Most hotel hot tubs are relatively easy to poach. Number one rule: walk in like you own the joint. Hotel employees will only question you if you question yourself. While you’re at it, charge some drinks to room 310*. Of course, you’ll want to make sure there are at least three floors in the hotel and give the bartender a big tip when you sign the check to the room.
*Freeskier in no way endorses or encourages actually doing this.
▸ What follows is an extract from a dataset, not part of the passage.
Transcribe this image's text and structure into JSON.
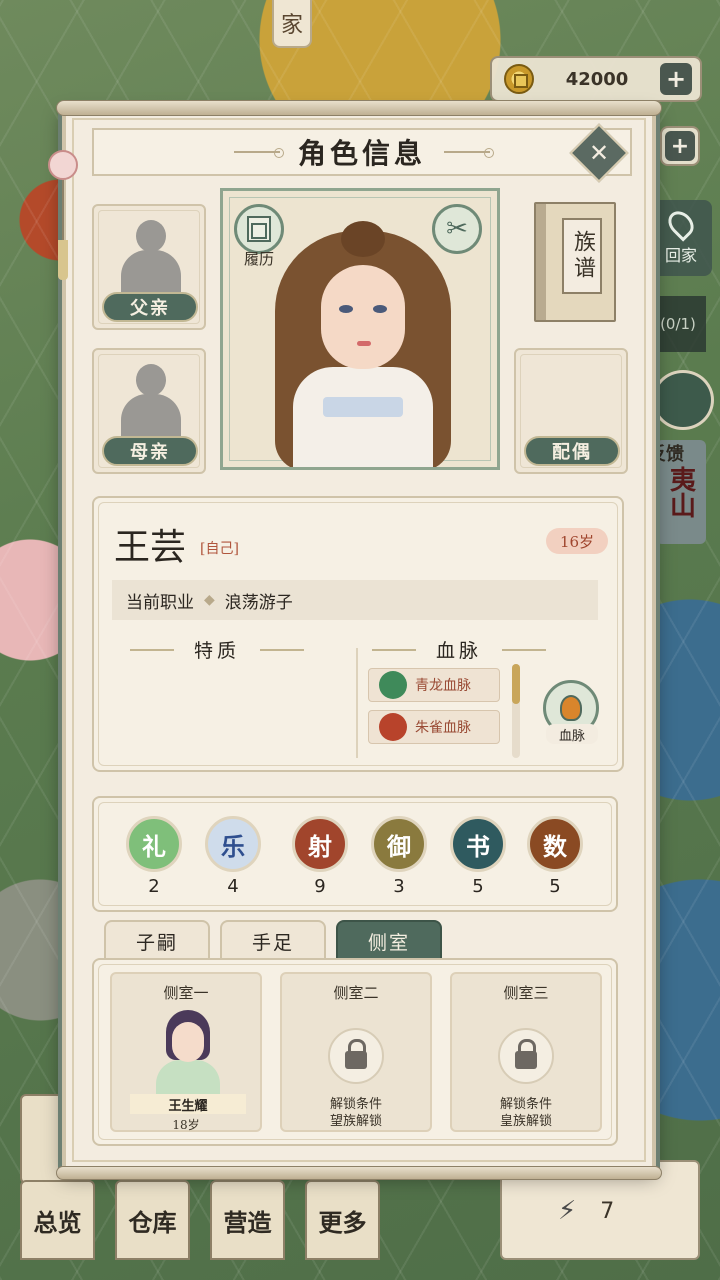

After thoroughly dehydrating yourself via cocktails and tub lounging, it’s time to shower up and maybe throw in a quick nap. From here, the night is your oyster, but it should probably end in a raging hotel party. Hopefully it’s not your room getting trashed and hit with a plethora of noise complaints. If it is, call down to the front desk in the morning and tell them you want to cancel all the complaints, as they were simply a miscommunication between you and your temporary neighbors. Misunderstandings happen all the time, so it shouldn’t be a problem.
If you’re lucky enough to get away on a trip for more than a few days, it’s sometimes necessary to take some time off from skiing in the middle of the week. This will give you the opportunity to catch up on the sleep you’ve been missing from catching first chair and last call every day.
Sport hunting is a great activity for down days with December to mid-April being open season on cougars. It might even be longer as their high concentration in ski-town environments has led the Department of Fish and Game to continually extend the season. They usually roam in small packs, and if you’re lucky enough to catch one, it will almost certainly lead to an upgrade in accommodations. Enlist hunting partners for safety and watch for alpha males in the nearby fields. Night hunts are also great if you don’t have time to take a day off from skiing. Cougars usually like to stay hydrated at night, so you’ll want to start at the local watering holes.
If you prefer to spend your days outside, renting snowmobiles is a great option. You’ll inevitably break something on the sled along the way, so be sure to get the extra insurance and laugh about it instead of crying yourself to sleep. Maybe even strap the skis down for a backcountry booter sesh while you’re out there. It’ll make a solid addition to your midseason edit.
There’ll be a few details you’ll need to figure out along the way, but these guidelines should set you up for absolute success. Slipping out of the cougar den unnoticed or convincing the bartender that you really thought you were in room 310 can be sticky situations, but will result in thoroughly entertaining stories. Stories that will keep you laughing all the way to your second annual ski trip. Bon Voyage.